- Try it -
Nothing but a number should be given: the count of lines in the listing that include "reserves".

- Supplied data -
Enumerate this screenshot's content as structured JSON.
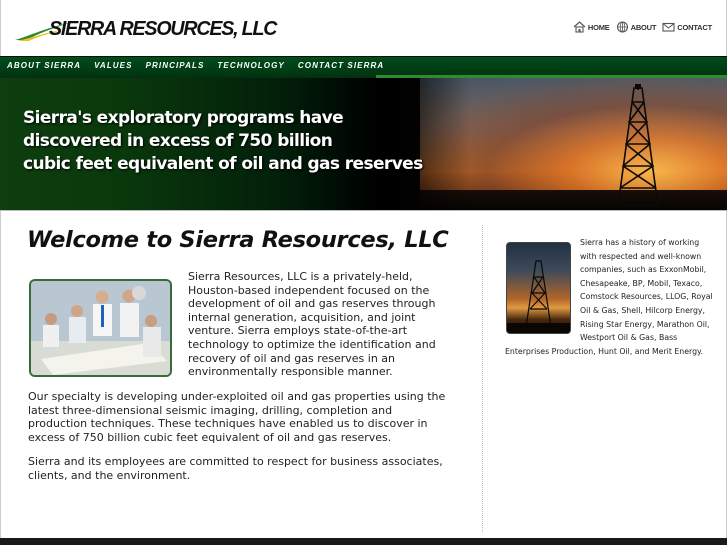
{
  "brand": {
    "name": "SIERRA RESOURCES, LLC",
    "swoosh_colors": [
      "#2e8b2e",
      "#f0c020"
    ]
  },
  "utility_nav": [
    {
      "label": "HOME",
      "icon": "home-icon"
    },
    {
      "label": "ABOUT",
      "icon": "info-globe-icon"
    },
    {
      "label": "CONTACT",
      "icon": "envelope-icon"
    }
  ],
  "main_nav": [
    "ABOUT SIERRA",
    "VALUES",
    "PRINCIPALS",
    "TECHNOLOGY",
    "CONTACT SIERRA"
  ],
  "banner": {
    "line1": "Sierra's exploratory programs have",
    "line2": "discovered in excess of 750 billion",
    "line3": "cubic feet equivalent of oil and gas reserves"
  },
  "content": {
    "heading": "Welcome to Sierra Resources, LLC",
    "paragraph1": "Sierra Resources, LLC is a privately-held, Houston-based independent focused on the development of oil and gas reserves through internal generation, acquisition, and joint venture. Sierra employs state-of-the-art technology to optimize the identification and recovery of oil and gas reserves in an environmentally responsible manner.",
    "paragraph2": "Our specialty is developing under-exploited oil and gas properties using the latest three-dimensional seismic imaging, drilling, completion and production techniques. These techniques have enabled us to discover in excess of 750 billion cubic feet equivalent of oil and gas reserves.",
    "paragraph3": "Sierra and its employees are committed to respect for business associates, clients, and the environment."
  },
  "sidebar": {
    "text": "Sierra has a history of working with respected and well-known companies, such as ExxonMobil, Chesapeake, BP, Mobil, Texaco, Comstock Resources, LLOG, Royal Oil & Gas, Shell, Hilcorp Energy, Rising Star Energy, Marathon Oil, Westport Oil & Gas, Bass Enterprises Production, Hunt Oil, and Merit Energy."
  },
  "colors": {
    "nav_green": "#004d1a",
    "accent_green": "#2e8b2e",
    "logo_yellow": "#f0c020"
  }
}
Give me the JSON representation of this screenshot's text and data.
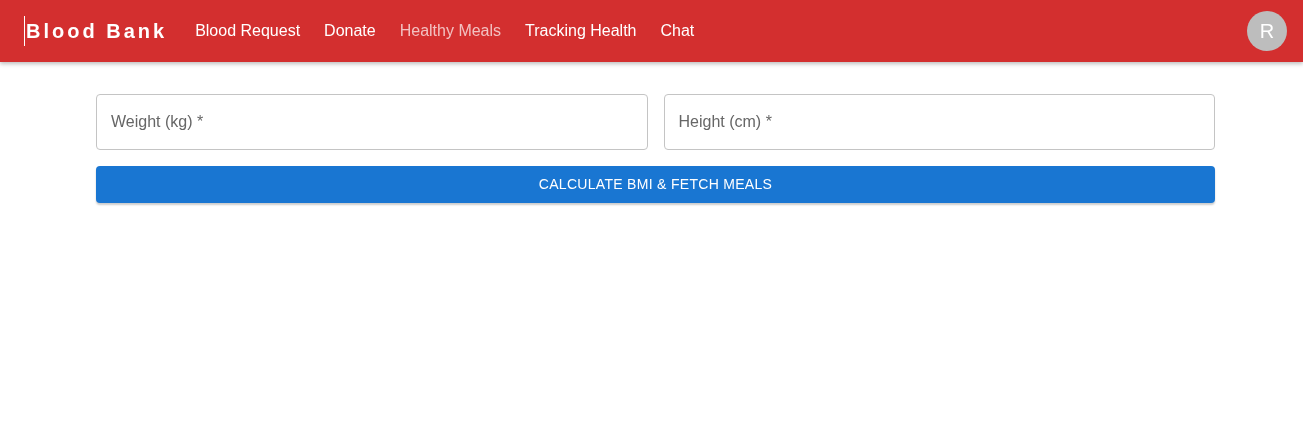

- Answer for this exercise -
3